▸ Action item
Each line below that includes the word "just" is to be reported.

* * * * * * * * *

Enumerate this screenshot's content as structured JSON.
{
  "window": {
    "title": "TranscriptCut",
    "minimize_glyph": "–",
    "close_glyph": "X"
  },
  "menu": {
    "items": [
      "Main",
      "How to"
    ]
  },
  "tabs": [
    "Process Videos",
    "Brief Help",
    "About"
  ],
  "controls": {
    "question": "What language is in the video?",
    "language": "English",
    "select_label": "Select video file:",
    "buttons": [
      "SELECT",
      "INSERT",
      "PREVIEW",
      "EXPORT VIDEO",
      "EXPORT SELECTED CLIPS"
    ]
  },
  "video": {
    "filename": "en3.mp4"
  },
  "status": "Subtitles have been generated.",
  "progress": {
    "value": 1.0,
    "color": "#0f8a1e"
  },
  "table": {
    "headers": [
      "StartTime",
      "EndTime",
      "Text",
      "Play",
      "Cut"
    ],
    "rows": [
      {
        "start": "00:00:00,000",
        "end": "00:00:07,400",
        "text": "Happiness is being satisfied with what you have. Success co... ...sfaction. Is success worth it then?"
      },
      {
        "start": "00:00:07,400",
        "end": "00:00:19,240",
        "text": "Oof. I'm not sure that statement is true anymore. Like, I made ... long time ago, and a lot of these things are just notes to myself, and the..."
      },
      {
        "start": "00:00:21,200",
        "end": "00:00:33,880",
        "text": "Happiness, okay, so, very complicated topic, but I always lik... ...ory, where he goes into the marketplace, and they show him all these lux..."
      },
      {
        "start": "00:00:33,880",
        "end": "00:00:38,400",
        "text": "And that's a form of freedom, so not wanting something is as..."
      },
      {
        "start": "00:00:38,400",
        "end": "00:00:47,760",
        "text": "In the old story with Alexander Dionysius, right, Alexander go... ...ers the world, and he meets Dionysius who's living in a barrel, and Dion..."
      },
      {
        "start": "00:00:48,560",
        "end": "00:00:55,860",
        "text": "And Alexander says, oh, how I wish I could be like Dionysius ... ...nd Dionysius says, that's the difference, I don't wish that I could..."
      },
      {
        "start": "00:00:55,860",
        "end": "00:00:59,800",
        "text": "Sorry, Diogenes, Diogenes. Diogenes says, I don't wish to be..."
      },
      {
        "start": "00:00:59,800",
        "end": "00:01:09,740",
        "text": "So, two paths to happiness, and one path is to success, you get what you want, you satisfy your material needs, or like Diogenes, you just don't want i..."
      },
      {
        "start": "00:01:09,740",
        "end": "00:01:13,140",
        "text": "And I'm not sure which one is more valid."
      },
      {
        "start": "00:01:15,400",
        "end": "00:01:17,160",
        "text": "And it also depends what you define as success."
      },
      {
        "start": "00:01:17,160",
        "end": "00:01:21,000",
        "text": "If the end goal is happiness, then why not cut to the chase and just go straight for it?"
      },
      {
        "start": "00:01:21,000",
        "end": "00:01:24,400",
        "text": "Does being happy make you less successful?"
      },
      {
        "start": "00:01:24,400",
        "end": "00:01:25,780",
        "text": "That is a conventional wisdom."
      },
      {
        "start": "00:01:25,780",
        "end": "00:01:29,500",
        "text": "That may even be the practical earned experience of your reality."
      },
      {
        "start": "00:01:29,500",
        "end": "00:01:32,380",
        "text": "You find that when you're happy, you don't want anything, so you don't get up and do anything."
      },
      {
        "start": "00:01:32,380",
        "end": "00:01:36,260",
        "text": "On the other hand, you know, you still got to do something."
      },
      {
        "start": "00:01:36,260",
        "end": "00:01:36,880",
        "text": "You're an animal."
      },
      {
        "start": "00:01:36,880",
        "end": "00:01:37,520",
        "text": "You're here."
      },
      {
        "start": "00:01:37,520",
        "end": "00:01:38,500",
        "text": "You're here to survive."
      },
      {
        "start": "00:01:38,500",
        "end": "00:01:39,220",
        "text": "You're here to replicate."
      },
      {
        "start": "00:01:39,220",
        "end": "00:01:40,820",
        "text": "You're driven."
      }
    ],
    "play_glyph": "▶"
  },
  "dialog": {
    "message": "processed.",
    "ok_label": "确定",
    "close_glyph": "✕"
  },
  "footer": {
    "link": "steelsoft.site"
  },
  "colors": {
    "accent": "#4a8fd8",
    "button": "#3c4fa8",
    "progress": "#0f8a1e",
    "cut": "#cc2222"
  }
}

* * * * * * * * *

▸ Solved exercise
        "text": "Oof. I'm not sure that statement is true anymore. Like, I made ... long time ago, and a lot of these things are just notes to myself, and the..."
        "text": "So, two paths to happiness, and one path is to success, you get what you want, you satisfy your material needs, or like Diogenes, you just don't want i..."
        "text": "If the end goal is happiness, then why not cut to the chase and just go straight for it?"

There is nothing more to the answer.